The federal government introduced Bill C-75 for first reading in the House of Commons on March 29. This bill includes many significant and progressive reforms to the Criminal Code.
The bad news in the bill is s. 319, which amends s. 387 of the current Code:
. . . [more]
319 Section 787 of the Act
The move towards wellness programs at law school is both puzzling and important. Important because, in some ways, it is terribly overdue. But puzzling because it is happening at all. At law school of all places.
Law school is hard. It always was. But conversations with alumni of the past sixty years have really convinced me that law school today is harder than ever. It is certainly harder to get in – our students have higher LSAT scores than ever, and stunning academic achievements. The move toward holistic admissions means that these attributes are just a starting point. Once admitted, . . . [more]
Two recent reports have recommended expanding the role of law school clinics.

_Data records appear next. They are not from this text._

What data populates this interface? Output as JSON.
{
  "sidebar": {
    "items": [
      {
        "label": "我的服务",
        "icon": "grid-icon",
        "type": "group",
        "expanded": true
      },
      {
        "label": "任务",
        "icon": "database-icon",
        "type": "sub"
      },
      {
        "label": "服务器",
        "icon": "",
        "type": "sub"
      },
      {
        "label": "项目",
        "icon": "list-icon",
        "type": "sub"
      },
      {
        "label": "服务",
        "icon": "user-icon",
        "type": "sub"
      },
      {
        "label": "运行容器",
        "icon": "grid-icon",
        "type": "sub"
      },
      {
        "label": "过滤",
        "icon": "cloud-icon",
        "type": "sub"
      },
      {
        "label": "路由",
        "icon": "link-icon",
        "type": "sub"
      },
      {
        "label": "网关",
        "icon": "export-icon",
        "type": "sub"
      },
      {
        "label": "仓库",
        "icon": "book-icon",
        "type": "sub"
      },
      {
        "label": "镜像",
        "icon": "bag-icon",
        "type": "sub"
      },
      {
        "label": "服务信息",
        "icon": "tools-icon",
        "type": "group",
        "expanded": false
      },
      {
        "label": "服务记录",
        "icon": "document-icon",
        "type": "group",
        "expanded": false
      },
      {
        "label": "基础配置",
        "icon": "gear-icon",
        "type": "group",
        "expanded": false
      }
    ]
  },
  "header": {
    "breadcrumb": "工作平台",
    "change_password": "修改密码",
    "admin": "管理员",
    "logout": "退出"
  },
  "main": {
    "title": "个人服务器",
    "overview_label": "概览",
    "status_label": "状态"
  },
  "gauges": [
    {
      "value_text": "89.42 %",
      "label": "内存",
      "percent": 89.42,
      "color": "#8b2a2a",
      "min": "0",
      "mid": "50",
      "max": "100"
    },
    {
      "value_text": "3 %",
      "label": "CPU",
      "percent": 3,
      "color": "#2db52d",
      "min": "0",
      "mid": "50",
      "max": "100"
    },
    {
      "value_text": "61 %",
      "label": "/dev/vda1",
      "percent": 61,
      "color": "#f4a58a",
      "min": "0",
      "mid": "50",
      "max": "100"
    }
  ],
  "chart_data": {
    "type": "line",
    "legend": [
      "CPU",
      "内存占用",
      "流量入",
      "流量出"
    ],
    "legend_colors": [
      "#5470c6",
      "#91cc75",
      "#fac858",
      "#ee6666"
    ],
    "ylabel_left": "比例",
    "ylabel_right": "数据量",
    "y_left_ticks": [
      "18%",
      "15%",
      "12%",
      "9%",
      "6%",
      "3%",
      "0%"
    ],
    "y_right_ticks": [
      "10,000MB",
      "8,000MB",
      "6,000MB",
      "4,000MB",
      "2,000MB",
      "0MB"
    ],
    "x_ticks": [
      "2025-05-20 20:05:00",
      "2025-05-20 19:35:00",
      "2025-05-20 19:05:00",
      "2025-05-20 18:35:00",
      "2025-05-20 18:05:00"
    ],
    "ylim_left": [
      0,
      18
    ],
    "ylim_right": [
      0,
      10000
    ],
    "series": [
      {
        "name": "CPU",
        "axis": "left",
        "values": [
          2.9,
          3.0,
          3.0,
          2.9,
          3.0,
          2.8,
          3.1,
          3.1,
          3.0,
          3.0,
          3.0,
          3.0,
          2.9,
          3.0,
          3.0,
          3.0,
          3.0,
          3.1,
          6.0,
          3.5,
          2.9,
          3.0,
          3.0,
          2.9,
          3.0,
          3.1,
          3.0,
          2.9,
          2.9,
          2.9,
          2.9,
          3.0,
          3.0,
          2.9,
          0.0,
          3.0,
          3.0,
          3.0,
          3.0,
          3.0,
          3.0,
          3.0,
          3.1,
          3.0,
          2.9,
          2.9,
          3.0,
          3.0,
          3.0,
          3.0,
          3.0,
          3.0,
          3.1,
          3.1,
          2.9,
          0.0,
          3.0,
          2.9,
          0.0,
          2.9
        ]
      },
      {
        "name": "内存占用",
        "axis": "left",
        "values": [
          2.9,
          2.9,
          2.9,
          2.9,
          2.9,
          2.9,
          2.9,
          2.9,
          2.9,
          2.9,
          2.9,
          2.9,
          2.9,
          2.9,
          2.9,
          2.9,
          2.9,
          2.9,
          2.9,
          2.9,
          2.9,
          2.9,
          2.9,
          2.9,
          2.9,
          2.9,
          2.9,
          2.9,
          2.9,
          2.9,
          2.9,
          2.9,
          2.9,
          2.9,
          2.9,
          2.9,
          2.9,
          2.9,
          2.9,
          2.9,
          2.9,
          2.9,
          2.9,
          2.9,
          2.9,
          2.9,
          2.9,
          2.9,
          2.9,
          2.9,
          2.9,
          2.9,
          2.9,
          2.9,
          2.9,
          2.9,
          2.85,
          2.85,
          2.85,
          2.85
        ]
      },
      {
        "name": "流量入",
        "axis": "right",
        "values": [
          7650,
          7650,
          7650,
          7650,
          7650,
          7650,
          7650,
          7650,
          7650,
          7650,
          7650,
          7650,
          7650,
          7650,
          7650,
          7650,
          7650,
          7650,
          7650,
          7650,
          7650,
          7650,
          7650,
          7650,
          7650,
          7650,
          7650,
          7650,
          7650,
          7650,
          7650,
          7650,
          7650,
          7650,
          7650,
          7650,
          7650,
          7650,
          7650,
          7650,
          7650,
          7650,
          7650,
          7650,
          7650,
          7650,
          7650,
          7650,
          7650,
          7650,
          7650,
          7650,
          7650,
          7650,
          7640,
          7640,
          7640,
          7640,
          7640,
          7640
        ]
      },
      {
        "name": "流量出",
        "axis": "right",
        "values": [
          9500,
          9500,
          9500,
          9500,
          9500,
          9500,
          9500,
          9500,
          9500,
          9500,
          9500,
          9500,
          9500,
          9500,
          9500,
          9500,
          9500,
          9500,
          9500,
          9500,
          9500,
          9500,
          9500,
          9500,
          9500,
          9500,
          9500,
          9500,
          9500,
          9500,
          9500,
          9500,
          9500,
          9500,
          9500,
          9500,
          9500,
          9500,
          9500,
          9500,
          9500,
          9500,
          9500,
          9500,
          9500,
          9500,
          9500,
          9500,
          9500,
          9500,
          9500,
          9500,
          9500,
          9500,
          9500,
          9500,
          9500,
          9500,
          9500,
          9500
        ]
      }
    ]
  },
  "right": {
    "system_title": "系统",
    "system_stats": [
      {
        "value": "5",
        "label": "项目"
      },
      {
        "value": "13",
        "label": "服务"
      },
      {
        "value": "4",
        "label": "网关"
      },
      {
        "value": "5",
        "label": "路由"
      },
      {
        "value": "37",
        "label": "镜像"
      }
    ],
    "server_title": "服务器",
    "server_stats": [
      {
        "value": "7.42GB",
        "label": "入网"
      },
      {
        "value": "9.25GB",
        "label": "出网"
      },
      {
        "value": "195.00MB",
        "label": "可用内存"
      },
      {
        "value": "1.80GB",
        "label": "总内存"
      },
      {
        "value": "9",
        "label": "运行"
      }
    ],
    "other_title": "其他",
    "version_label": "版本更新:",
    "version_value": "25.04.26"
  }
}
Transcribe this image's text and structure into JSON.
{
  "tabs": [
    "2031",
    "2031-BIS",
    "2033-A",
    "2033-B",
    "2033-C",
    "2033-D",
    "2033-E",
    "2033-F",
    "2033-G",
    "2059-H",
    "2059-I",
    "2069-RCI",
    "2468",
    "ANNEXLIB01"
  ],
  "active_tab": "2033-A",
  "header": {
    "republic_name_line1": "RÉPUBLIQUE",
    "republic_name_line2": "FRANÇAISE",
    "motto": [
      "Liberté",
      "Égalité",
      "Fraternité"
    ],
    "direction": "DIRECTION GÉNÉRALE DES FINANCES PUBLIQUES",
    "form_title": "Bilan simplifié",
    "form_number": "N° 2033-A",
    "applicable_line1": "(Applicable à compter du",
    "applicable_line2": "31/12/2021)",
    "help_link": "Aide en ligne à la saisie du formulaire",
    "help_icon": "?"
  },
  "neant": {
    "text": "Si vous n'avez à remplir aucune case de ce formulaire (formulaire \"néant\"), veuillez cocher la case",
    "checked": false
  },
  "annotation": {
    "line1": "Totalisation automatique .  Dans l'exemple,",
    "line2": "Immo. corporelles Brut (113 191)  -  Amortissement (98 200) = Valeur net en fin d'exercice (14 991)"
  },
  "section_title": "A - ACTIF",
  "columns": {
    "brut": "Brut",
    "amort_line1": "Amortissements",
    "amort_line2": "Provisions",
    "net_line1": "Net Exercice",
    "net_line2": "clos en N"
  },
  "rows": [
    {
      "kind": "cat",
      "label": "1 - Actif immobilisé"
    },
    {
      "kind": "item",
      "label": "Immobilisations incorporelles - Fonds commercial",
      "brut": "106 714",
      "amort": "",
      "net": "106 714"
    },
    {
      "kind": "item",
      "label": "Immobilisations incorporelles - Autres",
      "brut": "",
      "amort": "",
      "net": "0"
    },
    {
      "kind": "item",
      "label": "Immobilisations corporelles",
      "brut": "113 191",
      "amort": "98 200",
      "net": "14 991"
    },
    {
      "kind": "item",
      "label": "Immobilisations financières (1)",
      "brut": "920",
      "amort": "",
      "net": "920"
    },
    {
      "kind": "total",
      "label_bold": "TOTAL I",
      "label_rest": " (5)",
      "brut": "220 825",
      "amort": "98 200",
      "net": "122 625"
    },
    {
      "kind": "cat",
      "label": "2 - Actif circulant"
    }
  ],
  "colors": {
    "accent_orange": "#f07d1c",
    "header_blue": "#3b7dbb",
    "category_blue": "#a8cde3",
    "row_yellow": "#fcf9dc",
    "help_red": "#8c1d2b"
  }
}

The first was the Bonkalo Report released earlier this year which made recommendations for reform to the family law system in Ontario. The second was the recent report of the House of Commons Justice and Human Rights Committee, which examined the legal aid system in Canada.
Justice Bonkalo’s report (discussed in an earlier column) had this to say about family law programs at Ontario’s student legal clinics:
. . . [more]
I was very impressed by the extensive and important work undertaken by law students, supported by lawyers, who are obviously committed
We do know that studying law is a stressful process: demanding curriculum, competitive environment, exacting professors. The world of Law schools is hard-core for many students. In fact, research shows that worldwide, law students are among the more prompt to psychological distress and mental health difficulties across all faculties’ students. In line with initiatives taken by Ontario law schools to support students’ mental wellbeing, the Civil Law Section at University of Ottawa started this year a pilot project to tackle first year students’ stress and anxiety. This project was also motivated by the fact that our students have a . . . [more]